The parade takes place on North Dearborn Street, which is a 10-minute cab away. After Cameron complains that he’s “seen nothing good today,” Ferris disappears into the crowd, intent on finding his way up on the float to sing two musical numbers for his friend. But here Cameron makes an odd remark. He says: “For all we know, he went back to school.” There’s no way that they could’ve hit the ballgame at 1:00 and the museum shortly thereafter and still had enough time for Ferris to get back to school before the final bell. We can chalk this up to a writing error or an excess of neuroses on Cameron’s part.

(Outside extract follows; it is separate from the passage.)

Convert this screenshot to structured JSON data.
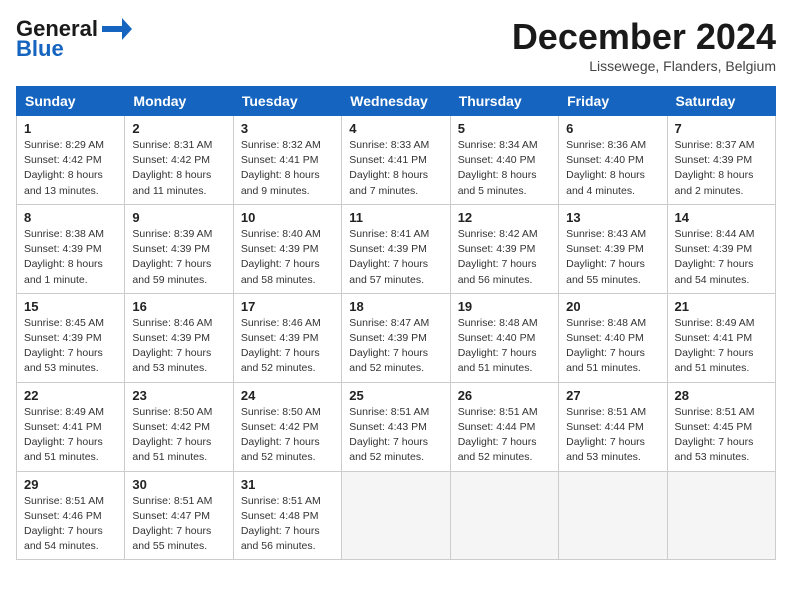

Ferris’s renditions of “Danke Schoen” and “Twist and Shout” take no more than five minutes. After this, the gang starts to head back. It should take them 10 minutes (by car) to return to the garage
But then Cameron notices something amiss: The miles on the speedometer are off by a lot.
Once he realizes Daddy’s car has been used and abused by the sketchy valets, Cam has something of a nervous break. Ferris and Sloane stop off at Glencoe Beach to give him time to cool off. But Glencoe is 45 minutes from the parking garage, meaning it’s already 5:30. After spending 10 minutes beachside and a 20-minute drive home, we arrive at the scene in which Cameron kills the car — a 15-minute affair, based on how long it seems they’ve been trying to roll back the miles on the odometer.
By my count, it’s about 6:20 when Ferris drops Sloane off at her house. Onscreen, though, Ferris looks at Sloane’s watch and you can clearly see that it’s 5:55pm. “Oh shit, I have to go,” he says. And then it’s off to the races, with Ferris scurrying home over fences and through yards to make it back to bed in the nick of time.
Time: 5:55pm? 6:20pm?
Going into this exercise, I was sure I’d find Ferris’s timeline impossible. But hats off to Mr. Hughes: My calculations have his story running late by only 25 minutes going into the final stretch. If Ferris and his friends spent a little less time at any of their stops than I estimated (one fewer inning at Wrigley, skipping dessert at lunch), it’s totally possible that he makes it home before Ma and Pa Bueller.
As Cameron says: Ferris Bueller, you’re my hero.